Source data
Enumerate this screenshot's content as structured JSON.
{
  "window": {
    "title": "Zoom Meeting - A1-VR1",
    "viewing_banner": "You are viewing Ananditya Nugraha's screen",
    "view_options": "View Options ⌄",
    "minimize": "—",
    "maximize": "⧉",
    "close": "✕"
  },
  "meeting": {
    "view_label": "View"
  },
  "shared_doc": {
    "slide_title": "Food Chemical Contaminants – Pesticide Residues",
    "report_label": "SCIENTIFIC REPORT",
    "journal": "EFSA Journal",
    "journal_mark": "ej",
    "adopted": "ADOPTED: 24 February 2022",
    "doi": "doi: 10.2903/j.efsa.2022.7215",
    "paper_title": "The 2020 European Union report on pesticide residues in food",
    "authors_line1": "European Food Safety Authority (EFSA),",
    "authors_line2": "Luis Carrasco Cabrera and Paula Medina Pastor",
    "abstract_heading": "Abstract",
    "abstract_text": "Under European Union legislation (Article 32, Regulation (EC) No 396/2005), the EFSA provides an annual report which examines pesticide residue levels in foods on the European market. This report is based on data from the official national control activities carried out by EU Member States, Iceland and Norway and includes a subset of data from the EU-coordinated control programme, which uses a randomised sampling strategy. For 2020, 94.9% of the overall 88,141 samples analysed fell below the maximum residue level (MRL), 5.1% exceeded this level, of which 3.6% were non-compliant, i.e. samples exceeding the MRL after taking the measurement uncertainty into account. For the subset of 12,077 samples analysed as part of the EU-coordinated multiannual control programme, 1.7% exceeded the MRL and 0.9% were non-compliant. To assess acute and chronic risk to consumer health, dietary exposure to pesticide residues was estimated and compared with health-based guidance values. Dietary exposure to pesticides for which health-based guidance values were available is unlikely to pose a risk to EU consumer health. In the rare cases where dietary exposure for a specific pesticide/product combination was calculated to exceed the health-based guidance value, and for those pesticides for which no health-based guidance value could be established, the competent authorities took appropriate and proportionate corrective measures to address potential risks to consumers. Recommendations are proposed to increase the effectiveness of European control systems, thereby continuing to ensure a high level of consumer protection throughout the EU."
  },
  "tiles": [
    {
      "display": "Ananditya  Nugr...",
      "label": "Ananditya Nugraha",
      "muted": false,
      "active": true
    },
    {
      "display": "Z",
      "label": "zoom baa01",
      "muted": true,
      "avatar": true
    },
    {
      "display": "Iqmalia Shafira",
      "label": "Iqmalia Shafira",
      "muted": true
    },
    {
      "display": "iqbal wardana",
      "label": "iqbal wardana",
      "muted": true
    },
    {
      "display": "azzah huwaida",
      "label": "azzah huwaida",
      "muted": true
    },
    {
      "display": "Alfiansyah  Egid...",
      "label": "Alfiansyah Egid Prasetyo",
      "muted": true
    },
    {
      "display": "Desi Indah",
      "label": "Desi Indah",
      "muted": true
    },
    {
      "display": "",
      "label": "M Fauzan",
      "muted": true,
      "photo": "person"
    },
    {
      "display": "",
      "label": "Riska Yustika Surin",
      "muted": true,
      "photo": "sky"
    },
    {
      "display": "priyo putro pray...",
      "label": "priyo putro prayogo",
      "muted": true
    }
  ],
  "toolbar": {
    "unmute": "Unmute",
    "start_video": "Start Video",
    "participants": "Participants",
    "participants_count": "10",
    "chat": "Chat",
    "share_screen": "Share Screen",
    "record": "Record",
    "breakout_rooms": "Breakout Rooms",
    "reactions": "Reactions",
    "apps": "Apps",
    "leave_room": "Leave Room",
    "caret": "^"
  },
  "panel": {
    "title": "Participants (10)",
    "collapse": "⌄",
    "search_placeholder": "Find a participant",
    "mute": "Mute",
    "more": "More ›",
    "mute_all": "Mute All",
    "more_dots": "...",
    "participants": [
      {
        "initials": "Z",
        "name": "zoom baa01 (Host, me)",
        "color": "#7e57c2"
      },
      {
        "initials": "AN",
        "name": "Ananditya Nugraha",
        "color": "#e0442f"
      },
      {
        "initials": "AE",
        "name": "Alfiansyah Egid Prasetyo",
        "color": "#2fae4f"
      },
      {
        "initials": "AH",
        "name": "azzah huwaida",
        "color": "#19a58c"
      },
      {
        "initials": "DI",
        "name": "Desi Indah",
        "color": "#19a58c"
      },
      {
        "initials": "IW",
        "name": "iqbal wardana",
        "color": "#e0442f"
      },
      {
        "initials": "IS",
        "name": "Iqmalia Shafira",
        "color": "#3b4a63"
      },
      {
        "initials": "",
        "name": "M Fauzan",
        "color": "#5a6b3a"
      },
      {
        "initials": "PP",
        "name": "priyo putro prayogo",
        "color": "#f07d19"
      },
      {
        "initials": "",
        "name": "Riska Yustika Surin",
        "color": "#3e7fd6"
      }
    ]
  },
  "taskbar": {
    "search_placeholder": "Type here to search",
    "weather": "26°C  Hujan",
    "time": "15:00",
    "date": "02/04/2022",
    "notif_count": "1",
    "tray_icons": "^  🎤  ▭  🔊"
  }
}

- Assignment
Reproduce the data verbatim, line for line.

- Solution for this task
Enumerate this screenshot's content as structured JSON.
{
  "window": {
    "title": "Zoom Meeting - A1-VR1",
    "viewing_banner": "You are viewing Ananditya Nugraha's screen",
    "view_options": "View Options ⌄",
    "minimize": "—",
    "maximize": "⧉",
    "close": "✕"
  },
  "meeting": {
    "view_label": "View"
  },
  "shared_doc": {
    "slide_title": "Food Chemical Contaminants – Pesticide Residues",
    "report_label": "SCIENTIFIC REPORT",
    "journal": "EFSA Journal",
    "journal_mark": "ej",
    "adopted": "ADOPTED: 24 February 2022",
    "doi": "doi: 10.2903/j.efsa.2022.7215",
    "paper_title": "The 2020 European Union report on pesticide residues in food",
    "authors_line1": "European Food Safety Authority (EFSA),",
    "authors_line2": "Luis Carrasco Cabrera and Paula Medina Pastor",
    "abstract_heading": "Abstract",
    "abstract_text": "Under European Union legislation (Article 32, Regulation (EC) No 396/2005), the EFSA provides an annual report which examines pesticide residue levels in foods on the European market. This report is based on data from the official national control activities carried out by EU Member States, Iceland and Norway and includes a subset of data from the EU-coordinated control programme, which uses a randomised sampling strategy. For 2020, 94.9% of the overall 88,141 samples analysed fell below the maximum residue level (MRL), 5.1% exceeded this level, of which 3.6% were non-compliant, i.e. samples exceeding the MRL after taking the measurement uncertainty into account. For the subset of 12,077 samples analysed as part of the EU-coordinated multiannual control programme, 1.7% exceeded the MRL and 0.9% were non-compliant. To assess acute and chronic risk to consumer health, dietary exposure to pesticide residues was estimated and compared with health-based guidance values. Dietary exposure to pesticides for which health-based guidance values were available is unlikely to pose a risk to EU consumer health. In the rare cases where dietary exposure for a specific pesticide/product combination was calculated to exceed the health-based guidance value, and for those pesticides for which no health-based guidance value could be established, the competent authorities took appropriate and proportionate corrective measures to address potential risks to consumers. Recommendations are proposed to increase the effectiveness of European control systems, thereby continuing to ensure a high level of consumer protection throughout the EU."
  },
  "tiles": [
    {
      "display": "Ananditya  Nugr...",
      "label": "Ananditya Nugraha",
      "muted": false,
      "active": true
    },
    {
      "display": "Z",
      "label": "zoom baa01",
      "muted": true,
      "avatar": true
    },
    {
      "display": "Iqmalia Shafira",
      "label": "Iqmalia Shafira",
      "muted": true
    },
    {
      "display": "iqbal wardana",
      "label": "iqbal wardana",
      "muted": true
    },
    {
      "display": "azzah huwaida",
      "label": "azzah huwaida",
      "muted": true
    },
    {
      "display": "Alfiansyah  Egid...",
      "label": "Alfiansyah Egid Prasetyo",
      "muted": true
    },
    {
      "display": "Desi Indah",
      "label": "Desi Indah",
      "muted": true
    },
    {
      "display": "",
      "label": "M Fauzan",
      "muted": true,
      "photo": "person"
    },
    {
      "display": "",
      "label": "Riska Yustika Surin",
      "muted": true,
      "photo": "sky"
    },
    {
      "display": "priyo putro pray...",
      "label": "priyo putro prayogo",
      "muted": true
    }
  ],
  "toolbar": {
    "unmute": "Unmute",
    "start_video": "Start Video",
    "participants": "Participants",
    "participants_count": "10",
    "chat": "Chat",
    "share_screen": "Share Screen",
    "record": "Record",
    "breakout_rooms": "Breakout Rooms",
    "reactions": "Reactions",
    "apps": "Apps",
    "leave_room": "Leave Room",
    "caret": "^"
  },
  "panel": {
    "title": "Participants (10)",
    "collapse": "⌄",
    "search_placeholder": "Find a participant",
    "mute": "Mute",
    "more": "More ›",
    "mute_all": "Mute All",
    "more_dots": "...",
    "participants": [
      {
        "initials": "Z",
        "name": "zoom baa01 (Host, me)",
        "color": "#7e57c2"
      },
      {
        "initials": "AN",
        "name": "Ananditya Nugraha",
        "color": "#e0442f"
      },
      {
        "initials": "AE",
        "name": "Alfiansyah Egid Prasetyo",
        "color": "#2fae4f"
      },
      {
        "initials": "AH",
        "name": "azzah huwaida",
        "color": "#19a58c"
      },
      {
        "initials": "DI",
        "name": "Desi Indah",
        "color": "#19a58c"
      },
      {
        "initials": "IW",
        "name": "iqbal wardana",
        "color": "#e0442f"
      },
      {
        "initials": "IS",
        "name": "Iqmalia Shafira",
        "color": "#3b4a63"
      },
      {
        "initials": "",
        "name": "M Fauzan",
        "color": "#5a6b3a"
      },
      {
        "initials": "PP",
        "name": "priyo putro prayogo",
        "color": "#f07d19"
      },
      {
        "initials": "",
        "name": "Riska Yustika Surin",
        "color": "#3e7fd6"
      }
    ]
  },
  "taskbar": {
    "search_placeholder": "Type here to search",
    "weather": "26°C  Hujan",
    "time": "15:00",
    "date": "02/04/2022",
    "notif_count": "1",
    "tray_icons": "^  🎤  ▭  🔊"
  }
}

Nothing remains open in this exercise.